There are many different ways you can show your support, regardless of your starting point. For more information visit www.fairtrade.org.uk or contact the council’s climate change team on 578 8655 or climatechange@eastdunbarton.gov.uk for a list of ideas tailored to your interests.

Remember, if you want to get involved, share your Fairtrade Fortnight plans with the Fairtrade Foundation at http://step.fairtrade.org.uk

Convener of development and enterprise, Councillor Billy Hendry, said: “The council is continuing its long standing commitment to Fairtrade by supporting this year’s campaign and encouraging people within our communities to get involved. Small changes can make a great big difference in supporting people throughout the world earn what they deserve for the products they supply to us all every day.”

Meanwhile, East Dunbartonshire MP Jo Swinson is urging communities across the area to become Fairtrade towns as part of Scotland’s quest to become one of the first Fairrrade nations in 2012.

More than 55 per cent of communities of 5,000 people or more need to be signed up to reach this goal.

Following a meeting with the steering group trying to make Lenzie a Fairtrade Town, Ms Swinson hopes others will do the same.

She said: “Communities have played a crucial role in growing Fairtrade around the world. Through trade we can make a real difference, helping people pull themselves out of poverty and making sure farmers and workers get a fair price. ”

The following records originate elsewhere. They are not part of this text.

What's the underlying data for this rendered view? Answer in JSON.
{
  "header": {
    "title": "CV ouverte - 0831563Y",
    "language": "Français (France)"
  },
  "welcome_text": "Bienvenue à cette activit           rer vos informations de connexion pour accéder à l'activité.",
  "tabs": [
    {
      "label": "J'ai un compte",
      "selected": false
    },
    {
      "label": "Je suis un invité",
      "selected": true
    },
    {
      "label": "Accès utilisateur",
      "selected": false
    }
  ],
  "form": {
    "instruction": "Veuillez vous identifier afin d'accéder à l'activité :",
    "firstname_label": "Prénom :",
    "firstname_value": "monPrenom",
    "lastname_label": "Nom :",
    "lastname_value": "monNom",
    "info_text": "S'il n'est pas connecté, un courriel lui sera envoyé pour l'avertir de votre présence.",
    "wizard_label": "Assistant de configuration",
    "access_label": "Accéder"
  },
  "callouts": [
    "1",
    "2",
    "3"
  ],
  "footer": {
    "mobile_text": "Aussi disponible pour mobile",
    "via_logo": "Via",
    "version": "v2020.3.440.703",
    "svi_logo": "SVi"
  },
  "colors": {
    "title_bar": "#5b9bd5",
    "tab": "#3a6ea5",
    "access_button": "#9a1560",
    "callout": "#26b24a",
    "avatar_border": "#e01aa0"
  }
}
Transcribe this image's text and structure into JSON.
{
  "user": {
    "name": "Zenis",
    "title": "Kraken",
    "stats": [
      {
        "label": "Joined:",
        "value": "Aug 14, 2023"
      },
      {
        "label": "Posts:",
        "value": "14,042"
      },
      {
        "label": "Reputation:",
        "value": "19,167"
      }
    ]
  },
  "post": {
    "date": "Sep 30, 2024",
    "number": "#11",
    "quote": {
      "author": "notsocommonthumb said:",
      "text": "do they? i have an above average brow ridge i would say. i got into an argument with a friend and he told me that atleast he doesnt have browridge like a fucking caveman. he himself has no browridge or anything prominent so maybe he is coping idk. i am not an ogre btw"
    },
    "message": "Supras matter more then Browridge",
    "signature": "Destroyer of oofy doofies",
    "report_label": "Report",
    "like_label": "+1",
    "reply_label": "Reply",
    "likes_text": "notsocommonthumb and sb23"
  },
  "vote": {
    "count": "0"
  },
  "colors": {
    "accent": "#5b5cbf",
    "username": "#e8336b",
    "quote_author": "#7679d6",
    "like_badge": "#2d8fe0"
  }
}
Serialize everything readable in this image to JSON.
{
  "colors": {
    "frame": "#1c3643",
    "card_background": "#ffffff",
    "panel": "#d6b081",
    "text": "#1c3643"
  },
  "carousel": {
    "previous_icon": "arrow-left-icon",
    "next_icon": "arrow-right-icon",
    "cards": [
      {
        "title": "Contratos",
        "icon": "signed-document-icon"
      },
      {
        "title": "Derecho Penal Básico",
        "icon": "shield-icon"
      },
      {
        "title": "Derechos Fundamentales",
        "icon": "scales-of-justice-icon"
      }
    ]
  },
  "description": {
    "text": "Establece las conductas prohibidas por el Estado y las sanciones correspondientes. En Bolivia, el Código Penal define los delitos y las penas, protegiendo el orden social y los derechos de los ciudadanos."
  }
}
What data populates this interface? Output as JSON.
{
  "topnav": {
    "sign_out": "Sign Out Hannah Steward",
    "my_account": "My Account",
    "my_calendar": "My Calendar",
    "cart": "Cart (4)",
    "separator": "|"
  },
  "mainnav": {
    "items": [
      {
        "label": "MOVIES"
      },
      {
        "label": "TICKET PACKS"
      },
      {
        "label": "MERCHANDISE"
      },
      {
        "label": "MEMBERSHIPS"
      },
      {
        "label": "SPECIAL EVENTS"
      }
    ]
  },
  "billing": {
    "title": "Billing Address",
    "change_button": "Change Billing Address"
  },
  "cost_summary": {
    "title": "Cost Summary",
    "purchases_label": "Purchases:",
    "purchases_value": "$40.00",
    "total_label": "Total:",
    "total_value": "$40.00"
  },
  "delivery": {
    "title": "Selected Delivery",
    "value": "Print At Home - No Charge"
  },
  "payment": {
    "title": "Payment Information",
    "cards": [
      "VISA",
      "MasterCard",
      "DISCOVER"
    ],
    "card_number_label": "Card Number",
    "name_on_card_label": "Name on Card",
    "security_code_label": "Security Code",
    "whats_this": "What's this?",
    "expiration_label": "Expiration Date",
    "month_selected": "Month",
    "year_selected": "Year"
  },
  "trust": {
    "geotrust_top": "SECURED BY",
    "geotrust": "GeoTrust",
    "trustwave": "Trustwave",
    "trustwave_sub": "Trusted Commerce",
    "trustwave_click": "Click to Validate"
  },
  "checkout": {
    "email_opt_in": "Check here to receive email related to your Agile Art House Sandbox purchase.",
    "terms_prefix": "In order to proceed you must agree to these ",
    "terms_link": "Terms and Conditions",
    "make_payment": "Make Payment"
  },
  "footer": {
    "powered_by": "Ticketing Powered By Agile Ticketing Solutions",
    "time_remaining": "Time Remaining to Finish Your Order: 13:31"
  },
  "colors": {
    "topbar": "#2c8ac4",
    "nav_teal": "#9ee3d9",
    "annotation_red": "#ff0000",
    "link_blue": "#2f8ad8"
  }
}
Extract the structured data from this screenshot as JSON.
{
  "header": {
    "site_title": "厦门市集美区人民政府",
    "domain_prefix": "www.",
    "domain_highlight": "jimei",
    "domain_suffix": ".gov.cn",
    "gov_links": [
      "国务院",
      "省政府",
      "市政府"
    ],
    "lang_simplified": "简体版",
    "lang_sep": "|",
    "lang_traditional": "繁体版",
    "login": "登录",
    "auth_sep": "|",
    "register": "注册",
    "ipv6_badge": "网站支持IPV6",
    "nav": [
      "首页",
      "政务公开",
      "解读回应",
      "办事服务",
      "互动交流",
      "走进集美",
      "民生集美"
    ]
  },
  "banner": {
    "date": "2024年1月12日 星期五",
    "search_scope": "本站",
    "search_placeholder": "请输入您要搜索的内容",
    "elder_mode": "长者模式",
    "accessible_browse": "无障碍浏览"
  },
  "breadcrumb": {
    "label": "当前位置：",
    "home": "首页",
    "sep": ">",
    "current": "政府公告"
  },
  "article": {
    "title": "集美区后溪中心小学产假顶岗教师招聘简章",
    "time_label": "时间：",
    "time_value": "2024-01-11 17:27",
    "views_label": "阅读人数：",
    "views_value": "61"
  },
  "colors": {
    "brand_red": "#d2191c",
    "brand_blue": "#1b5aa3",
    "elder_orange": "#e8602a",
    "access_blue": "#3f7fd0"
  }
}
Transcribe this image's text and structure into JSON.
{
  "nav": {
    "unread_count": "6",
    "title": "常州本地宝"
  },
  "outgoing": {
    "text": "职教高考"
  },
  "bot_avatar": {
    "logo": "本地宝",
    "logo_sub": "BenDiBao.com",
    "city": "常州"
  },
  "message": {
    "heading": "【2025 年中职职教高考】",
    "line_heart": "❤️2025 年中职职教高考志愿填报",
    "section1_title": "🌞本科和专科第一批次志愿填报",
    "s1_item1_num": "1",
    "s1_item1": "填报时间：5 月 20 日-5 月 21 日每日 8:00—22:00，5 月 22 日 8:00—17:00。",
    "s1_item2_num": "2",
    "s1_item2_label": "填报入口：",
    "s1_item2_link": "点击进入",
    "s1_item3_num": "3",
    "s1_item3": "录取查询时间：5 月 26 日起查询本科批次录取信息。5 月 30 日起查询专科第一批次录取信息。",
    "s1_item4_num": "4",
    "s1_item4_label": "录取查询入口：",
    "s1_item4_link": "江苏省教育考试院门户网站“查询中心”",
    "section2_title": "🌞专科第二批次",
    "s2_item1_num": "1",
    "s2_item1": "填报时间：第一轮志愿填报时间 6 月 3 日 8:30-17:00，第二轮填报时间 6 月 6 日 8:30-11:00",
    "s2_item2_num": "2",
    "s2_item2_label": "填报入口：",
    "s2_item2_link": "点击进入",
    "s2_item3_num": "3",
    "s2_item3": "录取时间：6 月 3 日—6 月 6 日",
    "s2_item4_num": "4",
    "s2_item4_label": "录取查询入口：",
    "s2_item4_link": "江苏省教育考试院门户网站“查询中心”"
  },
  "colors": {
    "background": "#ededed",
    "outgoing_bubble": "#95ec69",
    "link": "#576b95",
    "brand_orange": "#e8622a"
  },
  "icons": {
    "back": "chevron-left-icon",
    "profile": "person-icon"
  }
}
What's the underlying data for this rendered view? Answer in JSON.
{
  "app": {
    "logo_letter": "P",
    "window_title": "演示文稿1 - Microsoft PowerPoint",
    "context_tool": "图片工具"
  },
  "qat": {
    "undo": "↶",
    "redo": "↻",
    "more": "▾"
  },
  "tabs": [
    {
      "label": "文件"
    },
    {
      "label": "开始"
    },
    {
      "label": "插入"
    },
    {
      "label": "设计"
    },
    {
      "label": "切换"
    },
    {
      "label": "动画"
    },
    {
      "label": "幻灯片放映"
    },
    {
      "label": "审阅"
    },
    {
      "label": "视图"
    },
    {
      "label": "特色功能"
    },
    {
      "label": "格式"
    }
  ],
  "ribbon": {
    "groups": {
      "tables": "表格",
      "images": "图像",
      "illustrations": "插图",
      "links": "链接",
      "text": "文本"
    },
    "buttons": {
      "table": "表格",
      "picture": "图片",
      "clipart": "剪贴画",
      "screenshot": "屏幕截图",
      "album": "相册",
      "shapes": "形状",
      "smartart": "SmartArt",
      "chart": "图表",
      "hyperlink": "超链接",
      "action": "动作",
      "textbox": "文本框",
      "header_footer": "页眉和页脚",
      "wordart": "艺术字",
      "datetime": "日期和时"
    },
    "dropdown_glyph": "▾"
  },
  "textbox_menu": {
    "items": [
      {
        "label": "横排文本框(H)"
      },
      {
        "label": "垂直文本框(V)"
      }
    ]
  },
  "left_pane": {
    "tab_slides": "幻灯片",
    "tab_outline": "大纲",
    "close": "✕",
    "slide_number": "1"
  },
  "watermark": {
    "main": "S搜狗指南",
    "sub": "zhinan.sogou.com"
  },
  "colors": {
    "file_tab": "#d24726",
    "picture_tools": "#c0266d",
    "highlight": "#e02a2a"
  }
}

Communities can visit the Fairtrade Foundation website at www.step.fairtrade.org.uk for information and the Scottish Fairtrade Forum at www.scottishfairtradeforum.org.uk to see what’s going on in Scotland.